THE ‘JUDGE JEFFREYS’ OF THE PLANNING INSPECTORATE
In England & Wales, even when the local population are dead set against the imposition of a windfarm next to their village, the Local Authorities are generally not very keen to turn down a planning application from a developer. Why is this?
Well, it’s all down to the Planning Inspector.
You can be pretty sure that once the developers has been refused permission, the first thing they will do is go to appeal. This appeal is decided by the Planning Inspector.
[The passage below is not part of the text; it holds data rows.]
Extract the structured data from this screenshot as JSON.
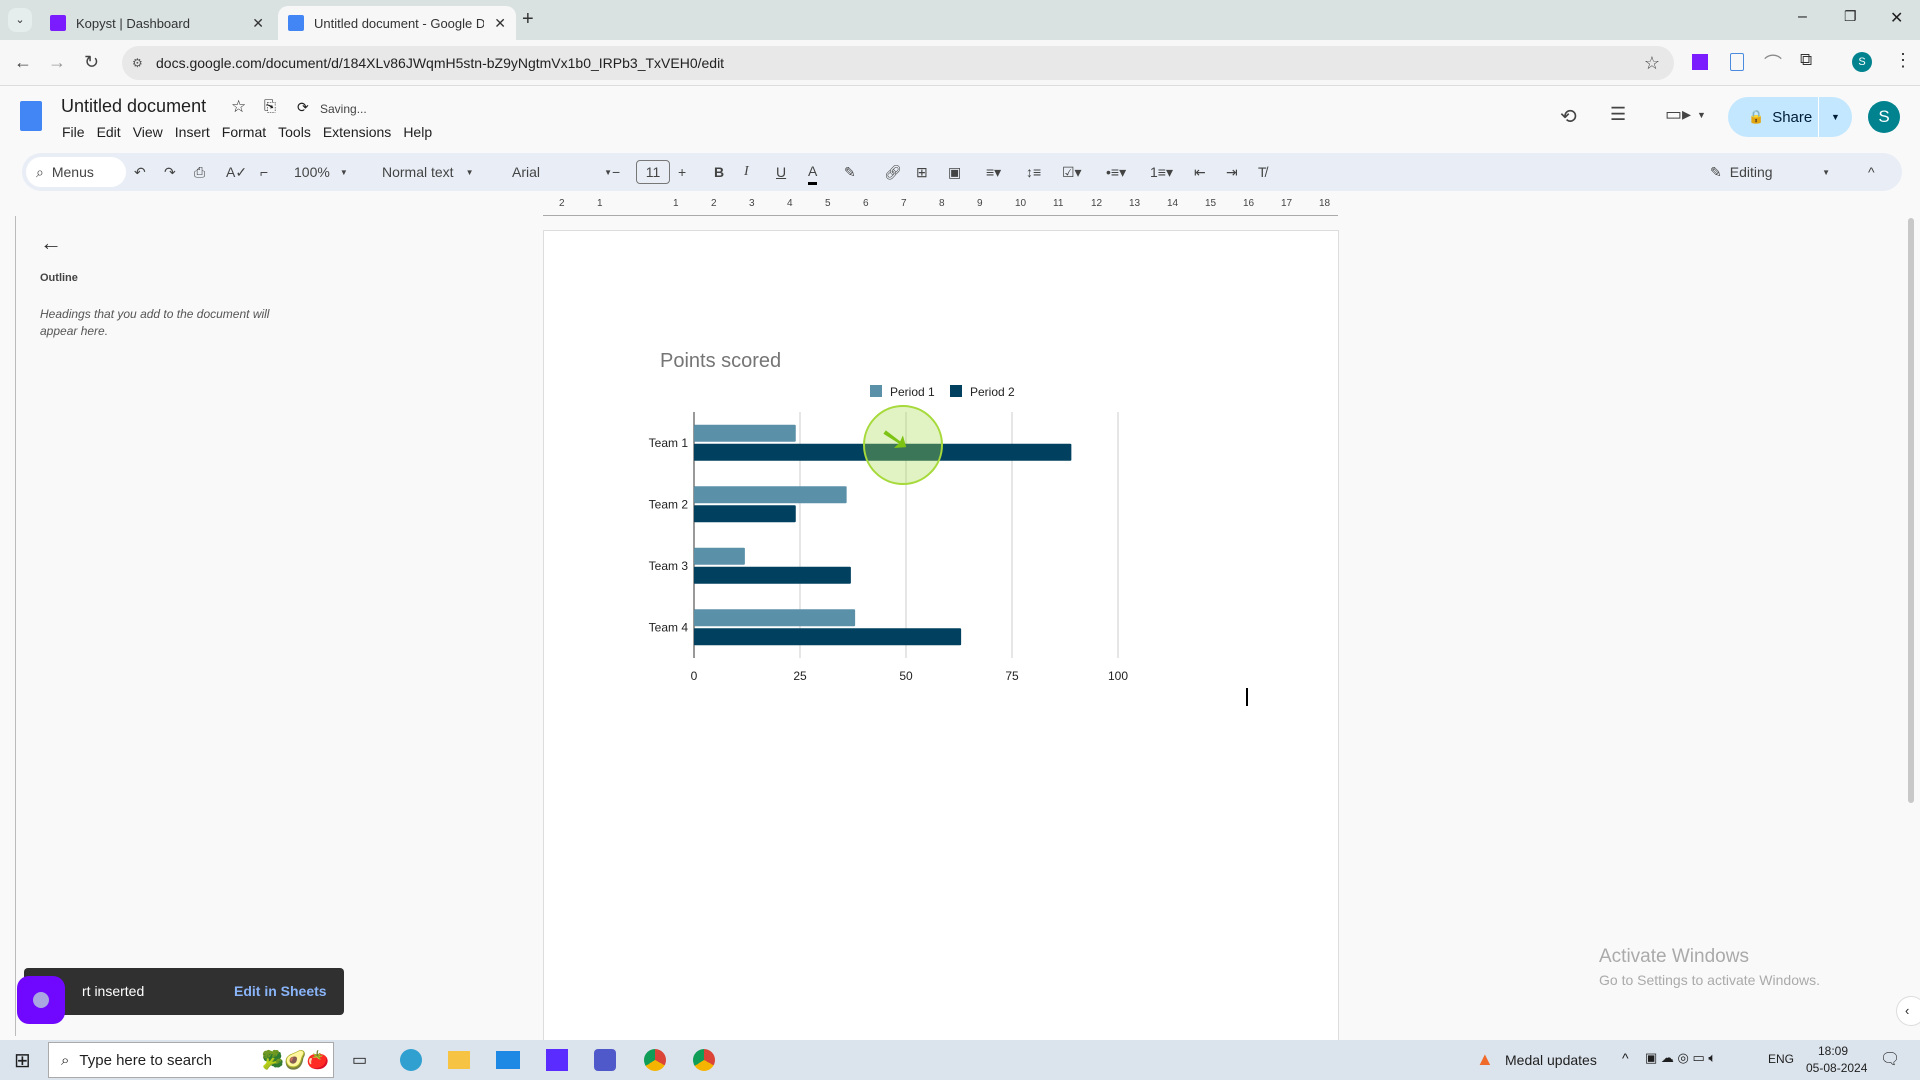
{
  "browser": {
    "tabs": [
      {
        "label": "Kopyst | Dashboard",
        "active": false
      },
      {
        "label": "Untitled document - Google Do",
        "active": true
      }
    ],
    "url": "docs.google.com/document/d/184XLv86JWqmH5stn-bZ9yNgtmVx1b0_IRPb3_TxVEH0/edit",
    "profile_initial": "S"
  },
  "doc": {
    "title": "Untitled document",
    "status": "Saving...",
    "menu": [
      "File",
      "Edit",
      "View",
      "Insert",
      "Format",
      "Tools",
      "Extensions",
      "Help"
    ],
    "share_label": "Share",
    "avatar_initial": "S",
    "toolbar": {
      "menus_label": "Menus",
      "zoom": "100%",
      "style": "Normal text",
      "font": "Arial",
      "font_size": "11",
      "mode": "Editing"
    },
    "ruler_ticks": [
      "2",
      "1",
      "",
      "1",
      "2",
      "3",
      "4",
      "5",
      "6",
      "7",
      "8",
      "9",
      "10",
      "11",
      "12",
      "13",
      "14",
      "15",
      "16",
      "17",
      "18"
    ]
  },
  "outline": {
    "title": "Outline",
    "hint": "Headings that you add to the document will appear here."
  },
  "toast": {
    "message": "Chart inserted",
    "visible_message": "rt inserted",
    "action": "Edit in Sheets"
  },
  "watermark": {
    "title": "Activate Windows",
    "subtitle": "Go to Settings to activate Windows."
  },
  "taskbar": {
    "search_placeholder": "Type here to search",
    "notification": "Medal updates",
    "lang": "ENG",
    "time": "18:09",
    "date": "05-08-2024"
  },
  "colors": {
    "period1": "#5b91a8",
    "period2": "#01405f",
    "accent": "#1a73e8",
    "share_bg": "#c2e7ff",
    "avatar": "#00838f"
  },
  "chart_data": {
    "type": "bar",
    "orientation": "horizontal",
    "title": "Points scored",
    "categories": [
      "Team 1",
      "Team 2",
      "Team 3",
      "Team 4"
    ],
    "series": [
      {
        "name": "Period 1",
        "values": [
          24,
          36,
          12,
          38
        ]
      },
      {
        "name": "Period 2",
        "values": [
          89,
          24,
          37,
          63
        ]
      }
    ],
    "xlim": [
      0,
      100
    ],
    "xticks": [
      "0",
      "25",
      "50",
      "75",
      "100"
    ],
    "xlabel": "",
    "ylabel": "",
    "grid": true,
    "legend": "top-center"
  }
}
Even though the local council kicks out the proposal, far more often than not Central Government’s Planning Inspector will overturn the decision and impose the windfarm on the local population anyway.
Invariably this means that the local authority that kicked out the proposal will end up footing the bill to oppose the project. This can run into tens of thousands of pounds.
I wondered how often this happened. A few days ago Paul Griffiths, a planning inspector, ruled that a controversial wind farm near Lyveden New Bield, an unfinished 16th century manor in Northamptonshire, containing one of the finest examples of an Elizabethan garden in Britain, could go ahead. (Dame Fiona Reynolds, Director General of the National Trust, said “It provides a clear indication that our cultural heritage is at great risk from inappropriately sited wind turbines and wind farms. If the impacts here are not such to amount to substantial harm on our nation’s heritage it is difficult to conceive where they would be.”)
So, here’s a Planning Inspector making a deeply unpopular decision. I wondered what his other planning decisions were like with regard to windfarms. That was easy enough to find out. I Googled “Paul Griffiths, Planning Inspector” and the following results tumbled from Google: In all the decisions listed below, Paul Griffiths overturned the local refusals!
Lyveden New Bield (as above)
However, he did turn one down!
The above list is just one Planning Inspector’s decisions. There are loads more where he came from. It seems that the wind industry has the planning process in it’s pocket.